### TASK DETAILS:
Show each line of the entries below in which the word "JSON" appears.

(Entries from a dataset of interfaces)
[Start of section]
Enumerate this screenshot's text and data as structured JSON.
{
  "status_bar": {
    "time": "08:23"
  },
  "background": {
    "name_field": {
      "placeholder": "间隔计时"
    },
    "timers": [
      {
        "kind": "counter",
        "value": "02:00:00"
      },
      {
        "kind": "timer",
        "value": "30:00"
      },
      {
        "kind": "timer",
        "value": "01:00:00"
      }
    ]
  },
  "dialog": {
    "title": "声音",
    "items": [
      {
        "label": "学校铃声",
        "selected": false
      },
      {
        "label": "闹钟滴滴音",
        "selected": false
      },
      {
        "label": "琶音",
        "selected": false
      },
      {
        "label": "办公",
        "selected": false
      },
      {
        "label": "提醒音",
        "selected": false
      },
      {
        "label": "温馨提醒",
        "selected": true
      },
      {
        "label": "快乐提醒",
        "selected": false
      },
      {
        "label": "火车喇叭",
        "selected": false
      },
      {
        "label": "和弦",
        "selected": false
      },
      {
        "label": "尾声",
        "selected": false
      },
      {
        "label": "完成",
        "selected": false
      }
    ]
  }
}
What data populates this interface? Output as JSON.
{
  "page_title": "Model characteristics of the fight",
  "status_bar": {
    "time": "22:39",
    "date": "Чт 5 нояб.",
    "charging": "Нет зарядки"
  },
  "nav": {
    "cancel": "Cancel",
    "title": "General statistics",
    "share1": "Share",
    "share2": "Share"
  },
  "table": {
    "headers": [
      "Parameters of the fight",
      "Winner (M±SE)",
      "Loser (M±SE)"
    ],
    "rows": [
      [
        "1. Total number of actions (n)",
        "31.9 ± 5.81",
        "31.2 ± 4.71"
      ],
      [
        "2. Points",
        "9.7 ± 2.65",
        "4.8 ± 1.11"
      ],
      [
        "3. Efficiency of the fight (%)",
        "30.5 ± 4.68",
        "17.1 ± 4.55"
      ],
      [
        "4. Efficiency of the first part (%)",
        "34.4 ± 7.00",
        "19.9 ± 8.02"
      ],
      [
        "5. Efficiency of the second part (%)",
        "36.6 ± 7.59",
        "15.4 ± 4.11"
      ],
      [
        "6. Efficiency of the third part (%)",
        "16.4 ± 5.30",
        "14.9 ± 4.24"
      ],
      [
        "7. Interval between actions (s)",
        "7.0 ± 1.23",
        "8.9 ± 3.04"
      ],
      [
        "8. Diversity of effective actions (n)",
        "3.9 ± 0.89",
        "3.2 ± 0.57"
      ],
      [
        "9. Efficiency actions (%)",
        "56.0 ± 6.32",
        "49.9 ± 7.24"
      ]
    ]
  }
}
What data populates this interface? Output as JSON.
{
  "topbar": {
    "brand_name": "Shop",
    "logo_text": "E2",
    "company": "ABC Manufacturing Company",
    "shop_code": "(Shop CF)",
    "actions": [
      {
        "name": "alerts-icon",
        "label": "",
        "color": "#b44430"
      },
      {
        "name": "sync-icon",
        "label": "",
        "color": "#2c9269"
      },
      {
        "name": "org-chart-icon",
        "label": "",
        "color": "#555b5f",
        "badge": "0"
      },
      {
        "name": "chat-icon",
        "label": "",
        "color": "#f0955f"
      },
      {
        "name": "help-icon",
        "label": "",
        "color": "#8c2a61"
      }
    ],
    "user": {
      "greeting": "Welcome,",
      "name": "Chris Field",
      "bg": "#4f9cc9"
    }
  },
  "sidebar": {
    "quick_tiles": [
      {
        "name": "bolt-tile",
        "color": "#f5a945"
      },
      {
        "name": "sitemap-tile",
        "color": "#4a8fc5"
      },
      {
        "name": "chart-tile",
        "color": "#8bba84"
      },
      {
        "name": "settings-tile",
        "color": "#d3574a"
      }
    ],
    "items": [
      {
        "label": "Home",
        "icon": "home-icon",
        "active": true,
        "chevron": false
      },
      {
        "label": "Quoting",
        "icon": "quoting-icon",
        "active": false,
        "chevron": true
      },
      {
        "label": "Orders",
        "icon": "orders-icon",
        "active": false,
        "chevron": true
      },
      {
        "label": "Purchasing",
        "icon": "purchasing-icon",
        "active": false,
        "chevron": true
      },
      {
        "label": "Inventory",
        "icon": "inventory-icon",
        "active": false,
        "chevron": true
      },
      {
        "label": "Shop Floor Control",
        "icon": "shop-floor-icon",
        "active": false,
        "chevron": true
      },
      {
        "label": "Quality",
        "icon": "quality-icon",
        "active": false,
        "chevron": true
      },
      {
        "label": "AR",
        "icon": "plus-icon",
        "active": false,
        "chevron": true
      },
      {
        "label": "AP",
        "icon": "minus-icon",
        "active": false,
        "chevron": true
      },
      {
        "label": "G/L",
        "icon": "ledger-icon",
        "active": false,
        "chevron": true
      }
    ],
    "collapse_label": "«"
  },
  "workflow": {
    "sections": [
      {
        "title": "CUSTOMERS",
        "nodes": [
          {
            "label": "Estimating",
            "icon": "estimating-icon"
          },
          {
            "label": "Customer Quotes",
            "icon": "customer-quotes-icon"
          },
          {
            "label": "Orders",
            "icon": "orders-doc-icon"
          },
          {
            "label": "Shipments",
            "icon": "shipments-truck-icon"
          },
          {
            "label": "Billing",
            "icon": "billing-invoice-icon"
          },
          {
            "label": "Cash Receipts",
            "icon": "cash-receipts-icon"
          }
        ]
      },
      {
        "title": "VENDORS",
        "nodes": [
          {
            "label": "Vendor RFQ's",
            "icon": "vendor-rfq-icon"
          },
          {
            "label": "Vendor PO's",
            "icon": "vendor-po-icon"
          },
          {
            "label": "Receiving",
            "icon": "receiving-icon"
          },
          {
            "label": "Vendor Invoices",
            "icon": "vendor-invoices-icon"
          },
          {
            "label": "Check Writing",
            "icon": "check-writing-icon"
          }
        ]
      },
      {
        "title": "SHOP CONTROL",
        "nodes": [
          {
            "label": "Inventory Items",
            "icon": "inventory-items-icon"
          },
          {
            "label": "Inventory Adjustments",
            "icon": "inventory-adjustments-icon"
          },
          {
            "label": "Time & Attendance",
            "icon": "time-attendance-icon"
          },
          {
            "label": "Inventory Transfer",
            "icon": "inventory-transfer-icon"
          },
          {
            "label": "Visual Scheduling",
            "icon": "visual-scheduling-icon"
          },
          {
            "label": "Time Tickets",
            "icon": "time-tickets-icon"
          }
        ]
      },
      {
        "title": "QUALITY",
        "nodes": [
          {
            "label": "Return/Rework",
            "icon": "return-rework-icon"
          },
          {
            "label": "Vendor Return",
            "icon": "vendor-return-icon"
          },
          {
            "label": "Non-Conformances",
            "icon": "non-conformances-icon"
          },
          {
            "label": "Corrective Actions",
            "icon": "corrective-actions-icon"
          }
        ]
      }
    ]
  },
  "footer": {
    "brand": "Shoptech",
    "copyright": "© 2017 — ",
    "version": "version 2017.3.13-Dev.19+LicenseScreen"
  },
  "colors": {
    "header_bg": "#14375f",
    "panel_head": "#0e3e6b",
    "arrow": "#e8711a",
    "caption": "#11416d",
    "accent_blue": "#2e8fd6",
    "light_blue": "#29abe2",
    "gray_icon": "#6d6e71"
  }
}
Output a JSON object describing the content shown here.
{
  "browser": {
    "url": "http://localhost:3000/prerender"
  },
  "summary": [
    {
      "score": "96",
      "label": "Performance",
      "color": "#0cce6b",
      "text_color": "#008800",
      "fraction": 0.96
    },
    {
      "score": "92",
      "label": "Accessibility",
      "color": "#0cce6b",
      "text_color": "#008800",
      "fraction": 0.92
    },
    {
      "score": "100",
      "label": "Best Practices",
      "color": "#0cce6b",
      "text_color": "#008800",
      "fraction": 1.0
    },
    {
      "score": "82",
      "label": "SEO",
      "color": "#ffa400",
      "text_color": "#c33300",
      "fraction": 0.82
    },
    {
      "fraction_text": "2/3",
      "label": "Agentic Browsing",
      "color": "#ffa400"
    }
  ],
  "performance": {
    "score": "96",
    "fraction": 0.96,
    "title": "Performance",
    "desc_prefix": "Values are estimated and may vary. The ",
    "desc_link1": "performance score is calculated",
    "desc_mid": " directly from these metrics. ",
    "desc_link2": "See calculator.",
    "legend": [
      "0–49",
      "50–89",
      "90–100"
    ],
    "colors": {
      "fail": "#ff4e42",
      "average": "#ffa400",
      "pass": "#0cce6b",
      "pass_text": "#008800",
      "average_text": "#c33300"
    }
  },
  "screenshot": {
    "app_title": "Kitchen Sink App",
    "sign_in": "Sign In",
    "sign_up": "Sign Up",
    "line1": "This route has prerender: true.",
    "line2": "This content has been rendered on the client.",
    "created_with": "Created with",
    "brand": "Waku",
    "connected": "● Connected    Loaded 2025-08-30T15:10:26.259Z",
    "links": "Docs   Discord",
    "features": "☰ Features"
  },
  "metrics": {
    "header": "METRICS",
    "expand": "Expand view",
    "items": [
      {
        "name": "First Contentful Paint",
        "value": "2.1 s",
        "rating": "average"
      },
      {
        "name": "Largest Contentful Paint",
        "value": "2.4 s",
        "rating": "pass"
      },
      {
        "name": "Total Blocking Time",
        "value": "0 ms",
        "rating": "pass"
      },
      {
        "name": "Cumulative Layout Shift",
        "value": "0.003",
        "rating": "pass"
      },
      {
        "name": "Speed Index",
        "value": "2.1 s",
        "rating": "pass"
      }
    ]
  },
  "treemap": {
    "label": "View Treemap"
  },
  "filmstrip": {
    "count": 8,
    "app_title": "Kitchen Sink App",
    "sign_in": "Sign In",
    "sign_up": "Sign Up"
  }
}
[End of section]
### EXERCISE OUTPUT:
Enumerate this screenshot's text and data as structured JSON.
What data populates this interface? Output as JSON.
What data populates this interface? Output as JSON.
Output a JSON object describing the content shown here.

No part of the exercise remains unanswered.